> WHAT IS NEEDED: Copy out each line of the data that contains "text".

> Items from an interface collection:

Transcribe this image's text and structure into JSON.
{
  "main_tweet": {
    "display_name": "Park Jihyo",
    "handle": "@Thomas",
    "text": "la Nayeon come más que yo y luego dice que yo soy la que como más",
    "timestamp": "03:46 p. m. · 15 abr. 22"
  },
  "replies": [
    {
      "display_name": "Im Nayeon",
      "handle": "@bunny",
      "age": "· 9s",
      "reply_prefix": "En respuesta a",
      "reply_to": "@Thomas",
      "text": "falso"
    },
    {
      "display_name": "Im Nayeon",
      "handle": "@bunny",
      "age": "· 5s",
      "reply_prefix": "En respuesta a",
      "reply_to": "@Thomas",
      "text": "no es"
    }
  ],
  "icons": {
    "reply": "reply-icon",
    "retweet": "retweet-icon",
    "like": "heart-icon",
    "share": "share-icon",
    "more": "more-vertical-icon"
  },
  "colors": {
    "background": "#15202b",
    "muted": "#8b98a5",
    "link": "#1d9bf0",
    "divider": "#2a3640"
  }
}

> SOLUTION FOR THIS PROBLEM:
Transcribe this image's text and structure into JSON.
    "text": "la Nayeon come más que yo y luego dice que yo soy la que como más",
      "text": "falso"
      "text": "no es"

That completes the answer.